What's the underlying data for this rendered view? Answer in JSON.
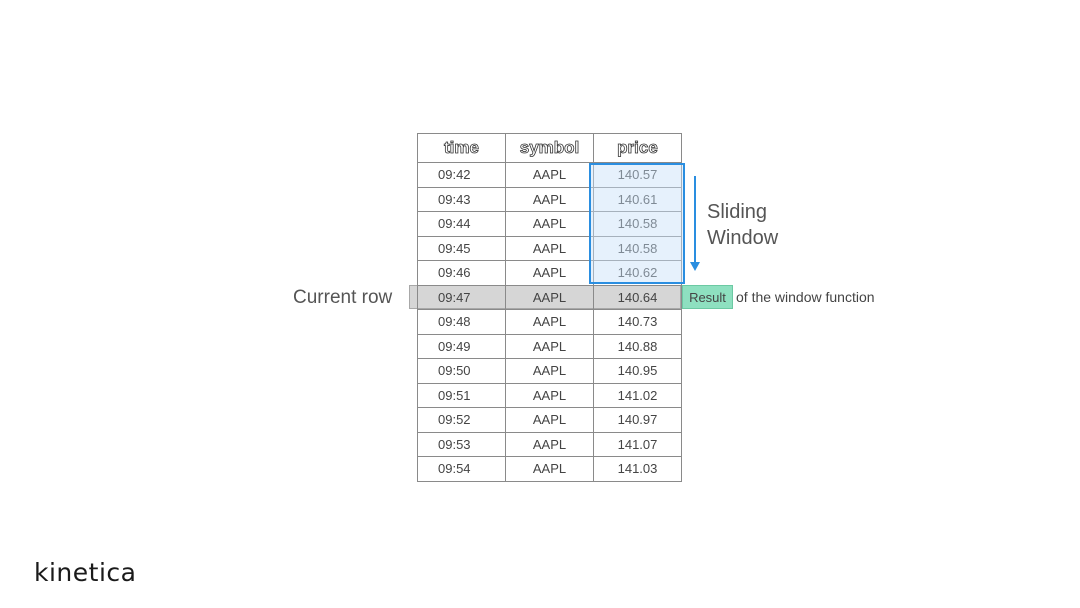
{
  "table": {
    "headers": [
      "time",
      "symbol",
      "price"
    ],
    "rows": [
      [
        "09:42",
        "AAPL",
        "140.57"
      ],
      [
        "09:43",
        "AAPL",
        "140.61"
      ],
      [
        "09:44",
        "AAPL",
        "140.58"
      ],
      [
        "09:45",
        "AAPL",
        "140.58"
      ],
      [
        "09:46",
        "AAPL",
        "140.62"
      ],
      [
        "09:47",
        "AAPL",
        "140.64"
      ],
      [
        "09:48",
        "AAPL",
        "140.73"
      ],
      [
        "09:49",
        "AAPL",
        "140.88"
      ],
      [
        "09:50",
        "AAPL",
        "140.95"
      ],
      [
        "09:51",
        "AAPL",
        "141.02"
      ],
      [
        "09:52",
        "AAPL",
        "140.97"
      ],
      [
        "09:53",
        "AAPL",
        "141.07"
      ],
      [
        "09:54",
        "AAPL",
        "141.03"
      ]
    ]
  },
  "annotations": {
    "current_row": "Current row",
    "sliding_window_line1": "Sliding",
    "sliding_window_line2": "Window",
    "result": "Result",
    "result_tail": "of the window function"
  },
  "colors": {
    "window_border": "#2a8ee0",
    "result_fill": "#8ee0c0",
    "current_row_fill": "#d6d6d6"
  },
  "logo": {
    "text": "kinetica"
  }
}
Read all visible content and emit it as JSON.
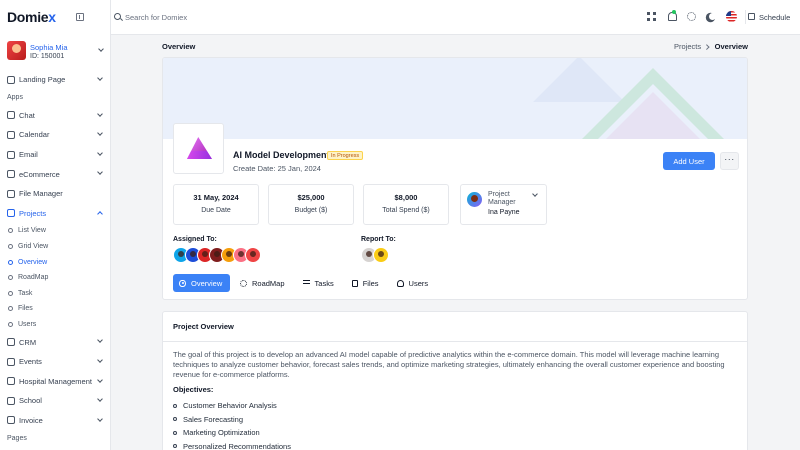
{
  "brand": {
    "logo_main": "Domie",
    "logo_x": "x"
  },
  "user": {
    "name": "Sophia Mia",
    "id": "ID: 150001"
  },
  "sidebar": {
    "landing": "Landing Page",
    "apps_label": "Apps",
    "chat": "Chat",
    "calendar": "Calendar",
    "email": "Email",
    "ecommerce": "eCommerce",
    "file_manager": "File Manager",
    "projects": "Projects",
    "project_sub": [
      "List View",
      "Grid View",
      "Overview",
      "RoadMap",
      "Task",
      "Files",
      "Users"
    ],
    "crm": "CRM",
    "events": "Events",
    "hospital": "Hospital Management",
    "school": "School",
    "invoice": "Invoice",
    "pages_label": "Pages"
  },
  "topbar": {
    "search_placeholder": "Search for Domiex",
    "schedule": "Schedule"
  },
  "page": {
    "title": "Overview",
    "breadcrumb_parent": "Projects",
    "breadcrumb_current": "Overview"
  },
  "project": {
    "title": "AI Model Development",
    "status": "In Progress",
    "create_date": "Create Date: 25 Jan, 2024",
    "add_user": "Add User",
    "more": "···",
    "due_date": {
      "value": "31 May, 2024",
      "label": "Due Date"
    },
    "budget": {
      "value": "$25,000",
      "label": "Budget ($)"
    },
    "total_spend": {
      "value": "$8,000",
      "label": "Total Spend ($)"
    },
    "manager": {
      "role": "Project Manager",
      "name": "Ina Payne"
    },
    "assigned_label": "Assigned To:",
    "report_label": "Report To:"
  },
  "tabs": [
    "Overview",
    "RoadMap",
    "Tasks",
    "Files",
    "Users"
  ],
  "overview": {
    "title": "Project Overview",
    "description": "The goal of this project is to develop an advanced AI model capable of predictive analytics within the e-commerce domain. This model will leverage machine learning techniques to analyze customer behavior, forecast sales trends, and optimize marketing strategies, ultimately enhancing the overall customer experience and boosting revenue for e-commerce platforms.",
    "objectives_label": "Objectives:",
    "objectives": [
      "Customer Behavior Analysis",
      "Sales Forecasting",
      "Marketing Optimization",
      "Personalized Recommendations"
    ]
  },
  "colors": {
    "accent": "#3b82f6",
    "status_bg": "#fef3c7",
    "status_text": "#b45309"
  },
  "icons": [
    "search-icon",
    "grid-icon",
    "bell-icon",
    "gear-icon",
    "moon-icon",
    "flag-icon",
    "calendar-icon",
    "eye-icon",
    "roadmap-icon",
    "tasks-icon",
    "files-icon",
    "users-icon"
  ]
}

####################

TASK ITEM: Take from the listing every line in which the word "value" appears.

THE ANSWER:
      "value": "31 May, 2024",
      "value": "$25,000",
      "value": "$8,000",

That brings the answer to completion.